I took this bright blue photo this morning before the clouds covered the sky again. Usually on a nice day like this, you might see one, two, three, or four (or a few more) fishing boats on the water near town. Today they are out in great numbers, the folks on board hoping to outsmart the sturgeon in the water, or just get lucky.
When I moved to Astoria in 2001, one of the first unusual things I noticed was a sturgeon being flung into the back of a waiting pickup truck about half a block from the river. People fish off the piers and docks right in town during sturgeon season. The most surreal thing about it was that the fish was amost as big as the guy who caught it.
Only a single point barbless hook can be used, and you can only keep a sturgeon whose "fork length" (nose to the fork in the tail) is between 41 and 54 inches. (104.1 to 137.2 cm) The season opened on the lower Columbia River on May 22, and the time and location limit is "from Buoy 10 to the Wauna powerlines seven days a week . . . with a statewide annual limit of five fish" and a daily limit of one per person.
Sturgeon can be yummy if you cook them right, or it can smell and chew like rubber. One secret I found is to either cook it immediately, or leave it wrapped in the fridge for a couple of days.

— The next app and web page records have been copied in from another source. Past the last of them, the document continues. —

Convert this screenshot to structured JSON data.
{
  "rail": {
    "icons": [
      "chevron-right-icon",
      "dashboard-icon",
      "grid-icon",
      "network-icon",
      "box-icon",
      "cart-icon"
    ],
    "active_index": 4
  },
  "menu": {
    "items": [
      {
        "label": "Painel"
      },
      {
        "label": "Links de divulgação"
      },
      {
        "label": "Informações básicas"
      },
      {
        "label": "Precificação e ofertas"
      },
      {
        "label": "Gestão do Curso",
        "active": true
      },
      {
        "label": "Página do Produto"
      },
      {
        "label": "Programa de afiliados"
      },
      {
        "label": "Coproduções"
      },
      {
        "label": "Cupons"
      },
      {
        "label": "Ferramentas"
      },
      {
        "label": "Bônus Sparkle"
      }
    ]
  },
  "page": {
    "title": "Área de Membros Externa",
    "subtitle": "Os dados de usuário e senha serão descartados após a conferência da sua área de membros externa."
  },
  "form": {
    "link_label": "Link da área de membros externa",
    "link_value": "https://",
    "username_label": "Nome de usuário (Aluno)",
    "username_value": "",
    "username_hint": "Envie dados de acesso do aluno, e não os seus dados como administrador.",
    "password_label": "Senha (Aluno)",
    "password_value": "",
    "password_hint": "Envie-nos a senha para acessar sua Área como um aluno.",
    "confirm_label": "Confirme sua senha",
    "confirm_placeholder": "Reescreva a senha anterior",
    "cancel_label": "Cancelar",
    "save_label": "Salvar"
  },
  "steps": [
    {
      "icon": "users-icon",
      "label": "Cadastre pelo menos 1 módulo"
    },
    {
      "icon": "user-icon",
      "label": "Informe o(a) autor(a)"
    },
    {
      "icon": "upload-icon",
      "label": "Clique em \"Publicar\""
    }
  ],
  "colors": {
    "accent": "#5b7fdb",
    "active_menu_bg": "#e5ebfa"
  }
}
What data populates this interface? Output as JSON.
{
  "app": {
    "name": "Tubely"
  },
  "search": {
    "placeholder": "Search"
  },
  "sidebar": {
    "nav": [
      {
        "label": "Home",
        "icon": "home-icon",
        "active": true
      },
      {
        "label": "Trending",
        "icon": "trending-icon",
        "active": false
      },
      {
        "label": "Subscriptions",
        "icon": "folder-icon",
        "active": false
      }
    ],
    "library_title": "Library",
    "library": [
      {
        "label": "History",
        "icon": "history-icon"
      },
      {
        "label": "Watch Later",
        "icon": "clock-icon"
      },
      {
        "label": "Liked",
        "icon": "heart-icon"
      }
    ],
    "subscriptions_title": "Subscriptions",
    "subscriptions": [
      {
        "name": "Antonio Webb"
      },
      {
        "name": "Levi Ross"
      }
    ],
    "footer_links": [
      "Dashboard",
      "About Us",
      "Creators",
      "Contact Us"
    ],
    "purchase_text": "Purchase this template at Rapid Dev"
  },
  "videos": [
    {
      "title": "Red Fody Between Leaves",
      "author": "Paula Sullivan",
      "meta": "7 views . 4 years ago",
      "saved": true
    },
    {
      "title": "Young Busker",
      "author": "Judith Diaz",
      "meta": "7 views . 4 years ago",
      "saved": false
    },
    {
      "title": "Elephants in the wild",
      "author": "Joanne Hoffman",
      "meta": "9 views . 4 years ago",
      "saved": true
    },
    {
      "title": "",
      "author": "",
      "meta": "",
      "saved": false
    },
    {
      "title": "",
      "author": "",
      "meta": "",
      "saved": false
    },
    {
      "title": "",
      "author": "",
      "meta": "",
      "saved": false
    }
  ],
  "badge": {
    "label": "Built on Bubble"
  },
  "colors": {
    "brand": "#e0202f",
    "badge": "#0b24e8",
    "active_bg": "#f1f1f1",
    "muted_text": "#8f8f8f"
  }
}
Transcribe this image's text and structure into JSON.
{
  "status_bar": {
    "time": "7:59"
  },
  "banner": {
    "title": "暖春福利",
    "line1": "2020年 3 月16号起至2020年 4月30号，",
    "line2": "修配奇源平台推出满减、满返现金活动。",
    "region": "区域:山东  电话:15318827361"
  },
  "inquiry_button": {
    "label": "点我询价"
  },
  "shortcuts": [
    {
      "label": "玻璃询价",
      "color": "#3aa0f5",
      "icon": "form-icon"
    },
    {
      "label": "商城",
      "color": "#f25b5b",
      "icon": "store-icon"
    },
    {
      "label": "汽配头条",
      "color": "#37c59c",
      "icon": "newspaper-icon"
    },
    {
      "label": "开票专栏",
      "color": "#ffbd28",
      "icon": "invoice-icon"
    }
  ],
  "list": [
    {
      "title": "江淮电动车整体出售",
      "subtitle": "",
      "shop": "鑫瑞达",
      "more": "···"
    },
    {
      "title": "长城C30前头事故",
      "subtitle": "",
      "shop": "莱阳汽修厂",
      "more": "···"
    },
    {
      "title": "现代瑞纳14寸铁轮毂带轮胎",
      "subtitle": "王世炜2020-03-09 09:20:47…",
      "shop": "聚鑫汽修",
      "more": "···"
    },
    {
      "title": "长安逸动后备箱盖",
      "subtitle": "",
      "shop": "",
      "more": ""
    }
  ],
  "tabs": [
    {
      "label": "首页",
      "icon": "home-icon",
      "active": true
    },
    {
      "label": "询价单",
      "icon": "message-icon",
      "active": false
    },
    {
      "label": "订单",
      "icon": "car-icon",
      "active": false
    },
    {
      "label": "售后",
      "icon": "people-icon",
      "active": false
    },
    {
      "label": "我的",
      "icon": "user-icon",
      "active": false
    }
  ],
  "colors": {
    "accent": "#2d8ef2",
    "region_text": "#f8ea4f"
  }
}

You can also freeze and thaw it. I had the rubber problem with sturgeon cooked the day after someone caught it. Any hints from readers?
While we're on length conversions, there is an amazing web site I learned about recently called WolframAlfa. You can get it to return basic information like this, detailed information like this, or surprisingly detailed information like this. Or a comparison like this or this. Or maybe you'd like to compare the states of Washington and Oregon. The video intro is very cool.
This blog is sponsored by Tapir and Friends Animal Store.